You must Publish this diary to make this visible to the public,
or click 'Edit Diary' to make further changes first.
Posting a Diary Entry
Daily Kos welcomes blog articles from readers, known as diaries. The Intro section to a diary should be about three paragraphs long, and is required. The body section is optional, as
is the poll, which can have 1 to 15 choices. Descriptive tags are also required to help others find your diary by subject; please don't use "cute" tags.
When you're ready, scroll down below the tags and click Save & Preview. You can edit your diary after it's published by clicking Edit Diary. Polls cannot be edited once they are published.

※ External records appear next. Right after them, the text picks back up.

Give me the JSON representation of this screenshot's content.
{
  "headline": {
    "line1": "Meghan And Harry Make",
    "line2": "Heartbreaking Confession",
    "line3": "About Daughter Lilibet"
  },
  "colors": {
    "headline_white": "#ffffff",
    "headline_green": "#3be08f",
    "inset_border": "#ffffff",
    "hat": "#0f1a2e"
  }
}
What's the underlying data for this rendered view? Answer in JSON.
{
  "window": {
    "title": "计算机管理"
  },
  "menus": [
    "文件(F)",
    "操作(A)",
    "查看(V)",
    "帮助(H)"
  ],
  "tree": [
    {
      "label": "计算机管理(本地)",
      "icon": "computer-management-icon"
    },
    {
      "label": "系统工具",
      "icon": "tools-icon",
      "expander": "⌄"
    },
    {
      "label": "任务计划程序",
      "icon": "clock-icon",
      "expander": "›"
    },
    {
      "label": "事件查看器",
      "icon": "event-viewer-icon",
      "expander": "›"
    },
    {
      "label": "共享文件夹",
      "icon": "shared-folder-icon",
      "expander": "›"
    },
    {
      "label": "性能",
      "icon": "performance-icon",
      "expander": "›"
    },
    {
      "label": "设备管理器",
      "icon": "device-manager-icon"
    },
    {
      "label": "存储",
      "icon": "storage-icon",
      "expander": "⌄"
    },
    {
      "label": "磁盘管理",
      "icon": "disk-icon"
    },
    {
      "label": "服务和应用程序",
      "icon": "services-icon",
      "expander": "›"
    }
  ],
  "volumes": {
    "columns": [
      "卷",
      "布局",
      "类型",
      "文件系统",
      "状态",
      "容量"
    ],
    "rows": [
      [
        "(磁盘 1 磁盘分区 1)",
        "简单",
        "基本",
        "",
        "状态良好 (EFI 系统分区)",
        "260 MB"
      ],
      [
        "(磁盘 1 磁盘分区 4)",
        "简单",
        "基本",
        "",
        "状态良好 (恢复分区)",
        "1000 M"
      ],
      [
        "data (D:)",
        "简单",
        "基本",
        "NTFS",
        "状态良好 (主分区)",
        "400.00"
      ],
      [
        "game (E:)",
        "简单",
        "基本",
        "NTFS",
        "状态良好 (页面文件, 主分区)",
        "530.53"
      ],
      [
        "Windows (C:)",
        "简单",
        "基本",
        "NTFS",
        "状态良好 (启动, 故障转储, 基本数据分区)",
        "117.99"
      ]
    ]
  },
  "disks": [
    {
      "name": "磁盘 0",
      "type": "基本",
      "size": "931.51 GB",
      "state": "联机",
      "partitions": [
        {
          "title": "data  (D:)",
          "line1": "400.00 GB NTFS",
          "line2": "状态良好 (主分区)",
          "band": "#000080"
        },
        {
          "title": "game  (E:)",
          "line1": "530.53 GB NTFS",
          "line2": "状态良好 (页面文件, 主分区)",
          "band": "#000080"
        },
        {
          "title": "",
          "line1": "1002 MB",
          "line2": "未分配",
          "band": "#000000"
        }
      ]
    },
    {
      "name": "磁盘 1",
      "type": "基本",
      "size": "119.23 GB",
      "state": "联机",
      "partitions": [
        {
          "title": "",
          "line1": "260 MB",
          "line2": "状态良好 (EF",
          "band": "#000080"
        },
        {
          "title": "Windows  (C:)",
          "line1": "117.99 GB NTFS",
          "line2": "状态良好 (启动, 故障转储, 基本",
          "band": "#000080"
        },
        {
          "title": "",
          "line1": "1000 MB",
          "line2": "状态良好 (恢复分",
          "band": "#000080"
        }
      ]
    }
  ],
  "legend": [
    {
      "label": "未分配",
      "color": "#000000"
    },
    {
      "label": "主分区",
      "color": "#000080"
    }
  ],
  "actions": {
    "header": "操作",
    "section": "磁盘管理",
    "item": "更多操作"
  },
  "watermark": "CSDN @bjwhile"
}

If this is your first time creating a Diary since the Ajax upgrade, before you enter any text below, please press Ctrl-F5 and then hold down the Shift Key and press your browser's Reload button to refresh its cache with the new script files.
ATTENTION: READ THE RULES.
One diary daily maximum.
Substantive diaries only. If you don't have at least three solid, original paragraphs, you should probably post a comment in an Open Thread.
No repetitive diaries. Take a moment to ensure your topic hasn't been blogged (you can search for Stories and Diaries
that already cover this topic), though fresh original analysis is always welcome.
Use the "Body" textbox if your diary entry is longer than three paragraphs.
Any images in your posts must be hosted by an approved image hosting service (one of: imageshack.us, photobucket.com, flickr.com, smugmug.com, allyoucanupload.com, picturetrail.com, mac.com, webshots.com, editgrid.com).
Copying and pasting entire copyrighted works is prohibited. If you do quote something, keep it brief, always provide a link to the original source, and use the <blockquote> tags to clearly identify the quoted material. Violating this rule is grounds for immediate banning.
Be civil. Do not "call out" other users by name in diary titles. Do not use profanity in diary titles. Don't write diaries whose main purpose is to deliberately inflame.
Well this has been a wild week for legislative policy making! It was just a month ago that I thought SOPA and PIPA would eventually become law. But in just a few weeks, they were quickly defeated by tech companies and angry internet users that quickly learned about the bills and rallied to defeat them. Not sure what comes next in this whole battle, but here are my thoughts on this subject.
1. The internet has become the new Social Security. It has it’s own broad-based constituency and much like Social Security, people will become politically active if they believe politicians will try to get rid of it.
2. Most people in Congress still don’t get the internet, and I’m not going to be a partisan because the Democrats were arguably worse on this issue than the Republicans. Honestly, I still think most people in the political establishment still see the internet as just another mechanism for raising money. They still don’t realize that the internet has become an incredible tool for grassroots activism despite the success of the Tea Party and Occupy Wall street.
3. This is pretty much the end of the content industry (including Hollywood). The internet has nearly destroyed their tried and true business models for content, and they still haven’t figure out a way to adjust to this new digital environment. The political system was the last tool they had to stop or delayed the internet’s growing power. But if they can’t even rely on the politicians to save them, then they’re really screwed in the long run.